$23 billion through both the production and distribution of recorded music leading
to an increase in music recorded worldwide in the 1960 to 1970.

 

However, the
advent of the internet, coupled with the easy availability of downloading
software affected the big five market share which relied heavily on physical
distribution. This led to the wide spread of piracy and gave consumer the
ability to produce perfect copies of music files. The piracy industry in 2001
was worth around $4.3 billion of which 40% of CDs and cassettes where thought
to be pirated copied (IFPI, 2001). The launch of the music sharing service
Napster in 1999 was a major turning point in the music industry transitions
from analogy to digital which accumulated a user base of around 80 million(   ). However, in 2002, recording companies for
copyright infringement shut down Napster.  This only opened up the industry to more piracy
sites emerging. In 2002, the number of music downloads increased rapidly from
500 million to 900 million.  Music
companies knew it was too late to revert back to CD sales with an ever changing
industry and so in an attempt to limit further fall in sales, set up online
site where music could be purchased. However due to high subscription cost,
there was not a widespread usage. It was only when Apple announced iTunes in
2003, alongside the iPod as “the worlds best and easiest jukebox software” that
the legal distribution of music was made possible.  Jay Berner, IFPI chairman said “is proof that
if its done right, music lovers want to get music in a way that rewards the
artists and creators- that is, by paying for it.”(IFPI) Pandora was the first largest
music service in 2005, which pioneered the digital revolution.

 

Online streaming
has become the main way in which music enthusiasts consume and listen to music.
 After the music industry suffering years
of decline in revenue, 2015 was a turning point, with growth revenue from streaming
increasing by 45.2%, continuing through in 2016 to 60.4%. (IFPI.) By 2016, Streaming
has surpassed a fundamental milestone with more than 212 million users in the
streaming market and of these, 112 million are paid subscribers. (IFPI,2017).

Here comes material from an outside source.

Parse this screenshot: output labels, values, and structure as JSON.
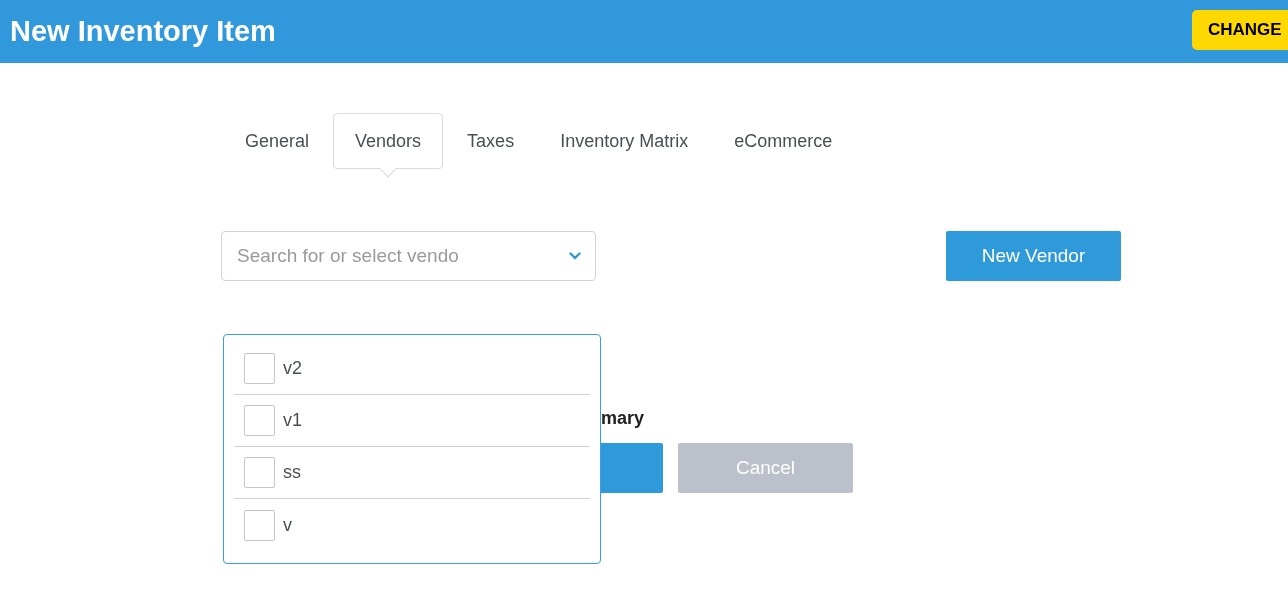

Spotify is a
10-year-old music streaming company with over 70 million paying subscribers and
around $3 billion in revenue (Garton, 2017). Spotify is an online streaming
services which offers free access for registered users to more than 30 million
songs (Spotify). It has become the largest streaming service within the music
industry, reaching a staggering 140 million active users which has been valued
at over $8 billion (Spotify). Spotify users can either subscribe to a premium
version where customers can experience offline listening, elimination of
advertisement and unlimited access on multiple devices. However, the free
version which is supported by advertisements is also offered in order to create
a large customer base and entice new users.  This is reinforced by Daniel EK who is
Spotify’s founder “more than 80% of our subscribers started as free users”.

However,
Spotify needs to ensure that there is a right balance between premium and the
free version. In 2015, a third of Spotify revenue came from subscribers,
accounting for more than 1.9 billion while 220 million from advertising, according
to Music Business Worldwide. While this is a staggering percentage of paying
users, Spotify will want to attempt to encourage more of their free users to
their premium account through various strategies. This is a gradual process
with more artists and more genres coming on board with Spotify which will add
greatly to its appeal to the music enthusiast and give more reason to subscribe.
In 2014, Spotify introduced a student and family subscription for users which
was another strategy in order to appeal to a wider audience and different age
group.